According to 5th century B.C.E. Greek historian Herodotus, hundreds of thousands of men and women (no children allowed) from throughout the known world would attend Her festival each year. Her faithful worshipers would float into the peninsular city by the boatloads, to be greeted by “pleasant flute melodies as they debarked for a worship service combined with a vast trade fair,” Patricia tells us.
Herodotus goes on at length to describe Her temples as places of enormous luxury and beauty, rivaled only by the temples of Ra and Horus. Those who made the journey to Bubastis could expect days and nights of sensual pleasures, erotic dancing, music, revelry, and other delights, resulting in blessings of excellent mental and physical health.
Of course, because of Her enormous importance, all cats in Egypt were under Bastet’s protection, and were pampered and treated with great honor. Killing a cat was a capital offense. This paid off beautifully for the Egyptians (as opposed to other cultures who have not had the good sense to love their feline populations), since cats are terrific guardians against the vermin that destroy crops and spread disease.
Bastet is a protector of women and young children and was invoked in matters concerning fertility and child-bearing. Amulets featuring a mother cat with several kittens suckling or playing at her feet were often given to new brides as gifts of good fortune and protection.
Most households also had a small statue of Bastet to ensure Her blessings and protection for the home. She was often depicted as a cat carrying the Sun, or a cat-headed woman wearing a breastplate decorated with Her older lioness image. She is also often painted or sculpted with a ceremonial sistrum in one hand and an aegis in the other—the aegis usually resembling a collar embellished with a lioness head.
In one of Her myths, Bastet rode beside Ra, God of the Sun, serving as His protector while He slept. Thus, She possesses the Eye of Ra, and Her symbol of the utchat (all-seeing eye) can be found throughout Egyptian art. (It is also associated with Ra Himself, as well as with Horus).
The symbol is used to ward off thieves, to bring powerful protection, especially while traveling, to keep the home free of snakes, and as a ward against infectious diseases. It became also a symbol of great beauty, and Egyptian women adorned their eyes with makeup to emulate its shape.
The Egyptians loved their cats, and would often dress them in golden earrings and other jewelry in honor of Bastet. The death of a cat was a family tragedy. All members of the household would shave their eyebrows in mourning. Their cats were often embalmed, so that they could travel with their human companions in the afterlife.
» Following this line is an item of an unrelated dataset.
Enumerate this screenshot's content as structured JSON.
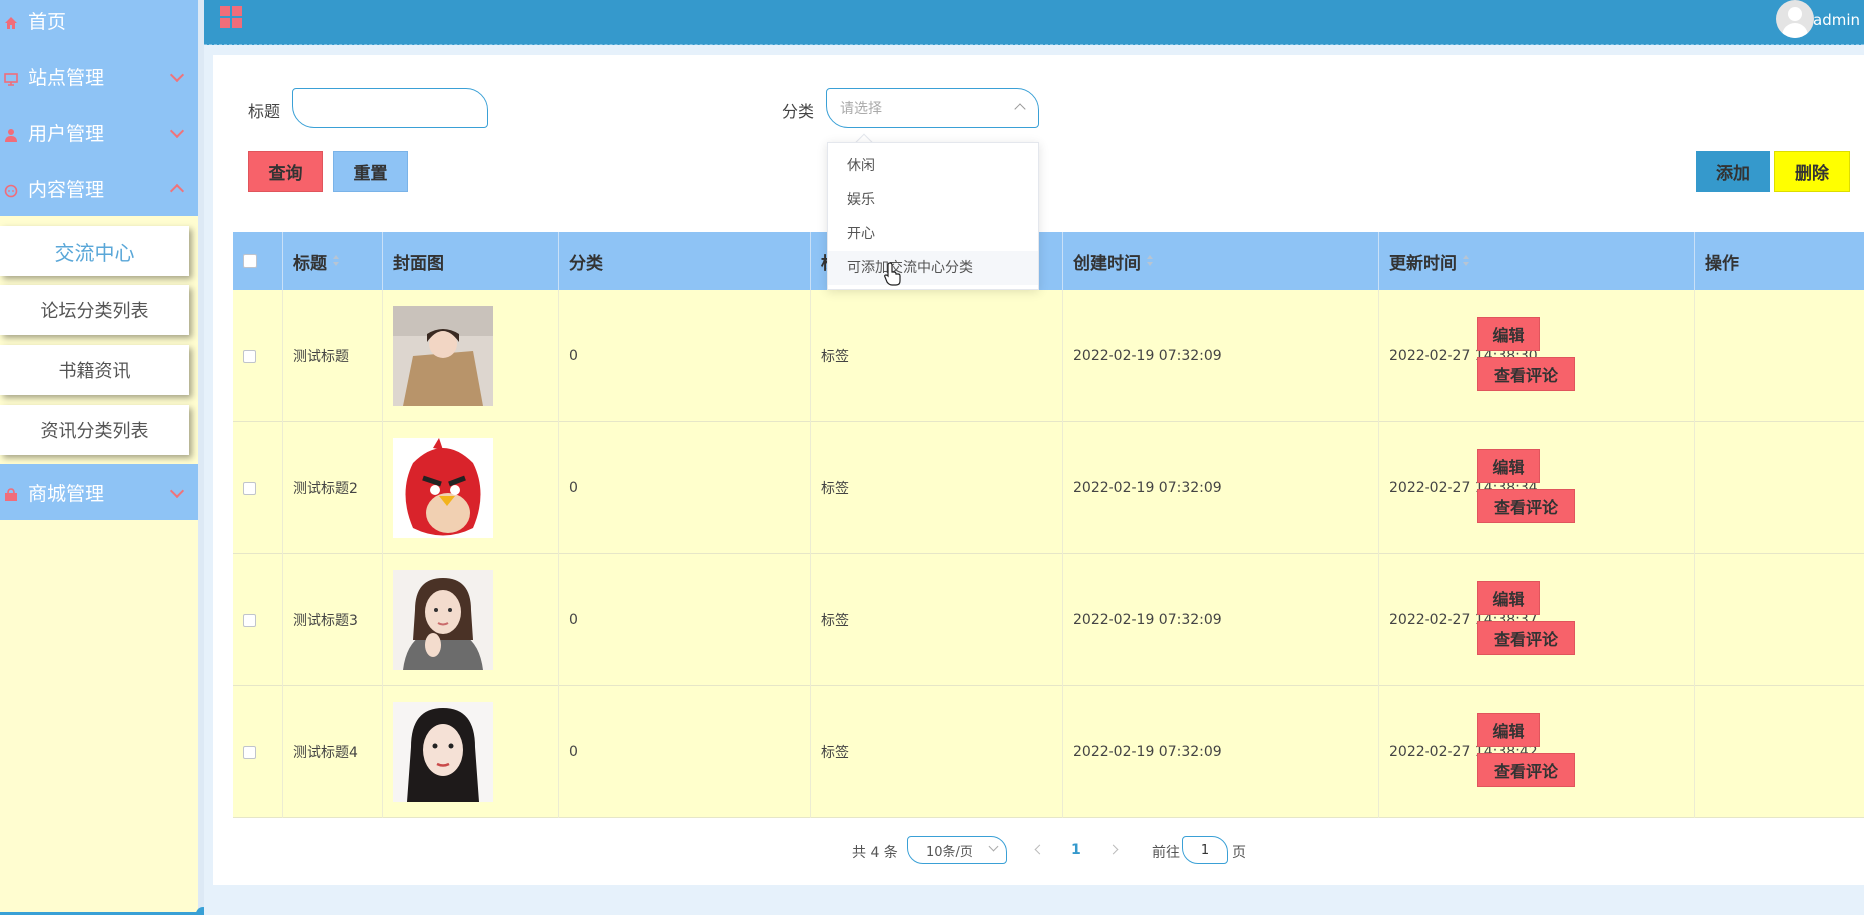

Huge cat cemeteries have been found at Bubastis and other sites across Egypt.
Like cats everywhere, when treated with deference and respect, Bastet showers us with delightful favors. Hers are the life-affirming gifts of happiness, playfulness, elegance, and beauty.
Bastet is the keeper of our most intimate secrets and invites us to recognize our magic. Celebrate Bastet today by basking in the Sun, frolicking in the dark, and enjoying your sensual, pleasure-loving body.
She also reminds us that sometimes, we would do best to ignore the opinions of others, and obey only our own joyful, creative spirits.
With gratitude to these resources:
365 Goddess, by Patricia Telesco
The New Book of Goddesses and Heroines, by Patricia Monaghan
Bast, Goddess of Pleasure and Protection
Bast – Eye of Ra
Wikipedia – Bastet